DOI: 10.9734/JABB/2017/37979

Distribution of Some Heavy Metals in the Tissues of Arm, Thigh, Kidney and Liver after Continuous Feeding of Rabbits with Diet Contaminated

with Crude Oil

Aims: This experiment was conducted to assess the distribution of these heavy metals in the tissues of rabbits from the continuous feeding of diets contaminated with crude oil.

Study Design: Completely randomized design (CRD).

Place and Duration of Study: University of Benin Teaching and Research Farm for a period of 9 months. 

Methodology: The experiment was carried out using 40 rabbits of New Zealand breed obtained from the University of Benin Teaching and Research Farm, Nigeria. The rabbits were divided into four treatments with each treatment having ten replicates.
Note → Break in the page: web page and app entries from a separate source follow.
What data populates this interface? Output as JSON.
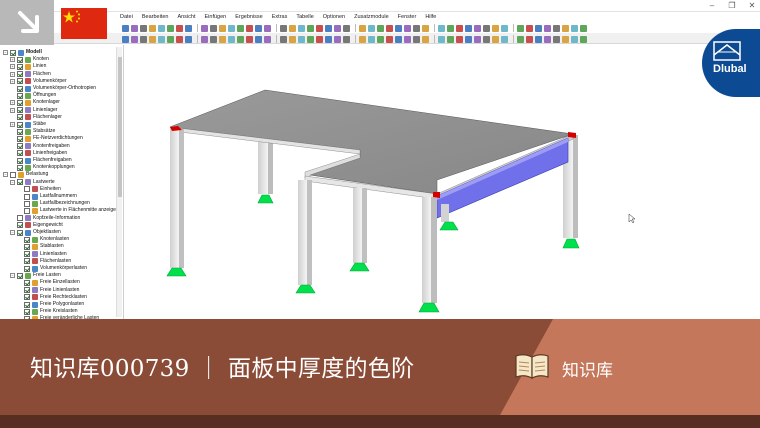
{
  "window": {
    "minimize_glyph": "–",
    "restore_glyph": "❐",
    "close_glyph": "✕"
  },
  "menu": [
    "Datei",
    "Bearbeiten",
    "Ansicht",
    "Einfügen",
    "Ergebnisse",
    "Extras",
    "Tabelle",
    "Optionen",
    "Zusatzmodule",
    "Fenster",
    "Hilfe"
  ],
  "navigator": {
    "items": [
      {
        "label": "Modell",
        "bold": true,
        "level": 0,
        "checked": true,
        "expander": "−"
      },
      {
        "label": "Knoten",
        "level": 1,
        "checked": true,
        "expander": "+"
      },
      {
        "label": "Linien",
        "level": 1,
        "checked": true,
        "expander": "+"
      },
      {
        "label": "Flächen",
        "level": 1,
        "checked": true,
        "expander": "+"
      },
      {
        "label": "Volumenkörper",
        "level": 1,
        "checked": true,
        "expander": "+"
      },
      {
        "label": "Volumenkörper-Orthotropien",
        "level": 1,
        "checked": true,
        "expander": ""
      },
      {
        "label": "Öffnungen",
        "level": 1,
        "checked": true,
        "expander": ""
      },
      {
        "label": "Knotenlager",
        "level": 1,
        "checked": true,
        "expander": "+"
      },
      {
        "label": "Linienlager",
        "level": 1,
        "checked": true,
        "expander": "+"
      },
      {
        "label": "Flächenlager",
        "level": 1,
        "checked": true,
        "expander": ""
      },
      {
        "label": "Stäbe",
        "level": 1,
        "checked": true,
        "expander": "+"
      },
      {
        "label": "Stabsätze",
        "level": 1,
        "checked": true,
        "expander": ""
      },
      {
        "label": "FE-Netzverdichtungen",
        "level": 1,
        "checked": true,
        "expander": ""
      },
      {
        "label": "Knotenfreigaben",
        "level": 1,
        "checked": true,
        "expander": ""
      },
      {
        "label": "Linienfreigaben",
        "level": 1,
        "checked": true,
        "expander": ""
      },
      {
        "label": "Flächenfreigaben",
        "level": 1,
        "checked": true,
        "expander": ""
      },
      {
        "label": "Knotenkopplungen",
        "level": 1,
        "checked": true,
        "expander": ""
      },
      {
        "label": "Belastung",
        "level": 0,
        "checked": false,
        "expander": "−"
      },
      {
        "label": "Lastwerte",
        "level": 1,
        "checked": true,
        "expander": "−"
      },
      {
        "label": "Einheiten",
        "level": 2,
        "checked": false,
        "expander": ""
      },
      {
        "label": "Lastfallnummern",
        "level": 2,
        "checked": false,
        "expander": ""
      },
      {
        "label": "Lastfallbezeichnungen",
        "level": 2,
        "checked": false,
        "expander": ""
      },
      {
        "label": "Lastwerte in Flächenmitte anzeigen",
        "level": 2,
        "checked": false,
        "expander": ""
      },
      {
        "label": "Kopfzeile-Information",
        "level": 1,
        "checked": false,
        "expander": ""
      },
      {
        "label": "Eigengewicht",
        "level": 1,
        "checked": true,
        "expander": ""
      },
      {
        "label": "Objektlasten",
        "level": 1,
        "checked": true,
        "expander": "−"
      },
      {
        "label": "Knotenlasten",
        "level": 2,
        "checked": true,
        "expander": ""
      },
      {
        "label": "Stablasten",
        "level": 2,
        "checked": true,
        "expander": ""
      },
      {
        "label": "Linienlasten",
        "level": 2,
        "checked": true,
        "expander": ""
      },
      {
        "label": "Flächenlasten",
        "level": 2,
        "checked": true,
        "expander": ""
      },
      {
        "label": "Volumenkörperlasten",
        "level": 2,
        "checked": true,
        "expander": ""
      },
      {
        "label": "Freie Lasten",
        "level": 1,
        "checked": true,
        "expander": "−"
      },
      {
        "label": "Freie Einzellasten",
        "level": 2,
        "checked": true,
        "expander": ""
      },
      {
        "label": "Freie Linienlasten",
        "level": 2,
        "checked": true,
        "expander": ""
      },
      {
        "label": "Freie Rechtecklasten",
        "level": 2,
        "checked": true,
        "expander": ""
      },
      {
        "label": "Freie Polygonlasten",
        "level": 2,
        "checked": true,
        "expander": ""
      },
      {
        "label": "Freie Kreislasten",
        "level": 2,
        "checked": true,
        "expander": ""
      },
      {
        "label": "Freie veränderliche Lasten",
        "level": 2,
        "checked": true,
        "expander": ""
      }
    ]
  },
  "logo": {
    "text": "Dlubal"
  },
  "banner": {
    "title": "知识库000739 ｜ 面板中厚度的色阶",
    "tag": "知识库"
  },
  "colors": {
    "banner_dark": "#8a4b37",
    "banner_light": "#c4775a",
    "logo_blue": "#0c4a93",
    "support_green": "#00e04c",
    "beam_blue": "#6e6ee8",
    "hinge_red": "#d40000"
  }
}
A single diet was formulated based on the nutrient requirement of growing rabbits and partitioned into Diets A, B, C and D with 0, 15, 30 and 45 mL of crude oil added to every 3 kg of the feed. Analysis of heavy metals in the tissues was based on standard procedures.

Results: The highest level of cobalt recorded in the arm was found among the highest dosed rabbits (45 mL) which differed significantly from the groups that received lower or no dosage. No traces of nickel and cadmium were found in any of the tissues. The dose-related increase in the distribution of lead and copper in the thigh was observed. Generally, the kidney and liver had an increasing accumulation of the heavy metals with increasing crude oil contamination in the diets except for nickel and cadmium that were not also detected.

Conclusion: It was therefore concluded that crude oil ingestion could result in increased accumulation of heavy metals in the tissues of arm, thigh, kidney and liver of growing rabbits.

Open Access Review Article

Techniques for the Enrichment of Micronutrients in Crops through Biofortification: A Review

Noor-ul-Huda ., Ambash Riaz, Ali Abbas, Shahid Raza

Journal of Advances in Biology & Biotechnology, Page 1-7
DOI: 10.9734/JABB/2017/35446

Deficiency of micronutrients such as iron, zinc, selenium and vitamin A affect human health  globally.  This deficiency is being controlled by supplementation and nutrient fortification,      however, new alternatives are needed to fulfill the optimum nutrient requirement especially in rural poor areas. Biofortification, enrichment of micronutrients in staple food by plant breeding, is an alternative which looks promising. Laboratory experiments show that biofortification is possible without damaging agronomic productivity. Analysis of predictive cost-benefit also support the benefits of biofortification and emphasize on its importance in the armamentarium for managing deficiency of micronutrient. The challenge to overcome is to convince consumer and producers to accept biofortified crops. This study focuses on the techniques that can be used to produced biofortified crops.